A lot of people, even within the Judaism, ask if wouldn’t be better to “become” a vegetarian than eating kosher. Actually who chooses to become vegetarian, he does it for a lot of reasons. Doesn’t like the taste of the meat or imagines that a diet based on meat is less healthy than a vegetarian. Others think that is morally wrong to kill an animal to eat. In other words, to use that being to be satisfied, to benefit himself.
In Judaism, the thought is that ideally, it shouldn’t have barriers between the spiritual existence and physical from the person. That is, the life has to be a continuous connection G-d. in Judaism, the activities that are considered “mundane”, as eating, sleeping or going to work, they are also part of the mission to serve G-d.
Exactly this activities are the bridge that we access areas that are more elevated. Therefore, when we eat, for example, we are keeping our physical well-being. Oing this, is only one of the ways o bringing hollines for our lives.
The Talmud reveals that, at the end of the person’s life, the first question from G-d is: “Did you taste the entire product that I put on the earth?”.
We were born also to appreciate all the good that the life can provide us.
One of the biggest knowledgeable about the jewish laws, Maimonides describes in his studies the following: it is a commandment to split the meat in the holidays, precisely to increase the person’s pleasure.
Comparing with the vegetarian, it doesn’t apply to them, precisely because they don’t consume the meat.
The Judaism not only permits to eat meat, but also encourages, as much as the animal is kosher.
When consuming the correct way, the kosher way, the person’s table, becomes a virtual altar, serving G-d.
The same way, the jewish holly book, emphasize the compassion for the animals. An example is that G-d chose Moses to lead the jews, based, simply, in his affectionate care for the flock of sheeps.
According to the Judaism it is prohibited to cause suffering for the animals. In case an animal depends on you for sustenance, it is absolutely prohibited to eat before we feed them. The same way, we are obliged to give our pets, one day of rest on shabat. Another very important standard is that is prohibited to use two different species to pull the same plow, because it is not fair for the weaker animal.

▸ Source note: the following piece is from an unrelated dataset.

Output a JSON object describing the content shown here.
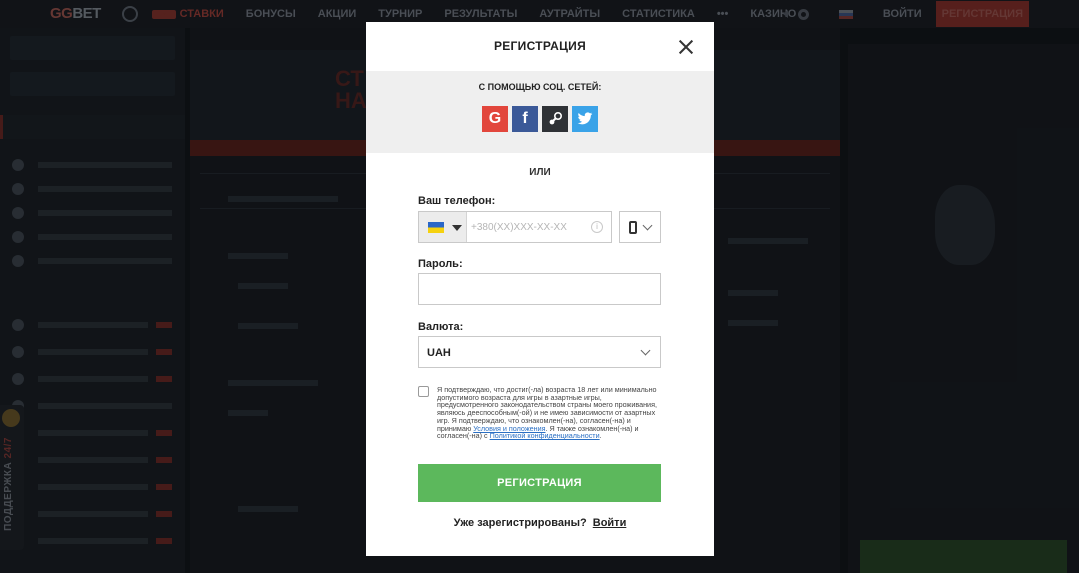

Another prohinition refere to slaughter a cow and her calf on the same day. As well as cutiing and eating a member of a living animal. And its slaughtering must be done with the minimum of suffering for the animal. The blade must be carefully ehaminated to make sure the most painless form of death.
Another serious prohibition is hunting the animal for sport. That practice is seen as a serious depreciation from our wise rabbis.
To deal casually or as a sport with an animal’s life it is unethical to the jewish values.
On the other hand, if a jew wants to accede the way of a vegetarian life, he is wrong. Even if a jew wants to eat in a vegetarian restaurant and doesn’t consume any type of meat, he infringes the kashrut.
When handling and cooking vegetables, green leaves or fruits, there is also kashrut standards to be fulfilled. They need a supervision to become kosher. The same is for the dishes (plates and cutlery) that is going to be used on the meal. They will need to pass through a kosher process.
In Judaism, the highest level that the animal can reach, is to be consumed from a human being, and be used for a divine service. A chicken on the shabat table is a lucky chicken!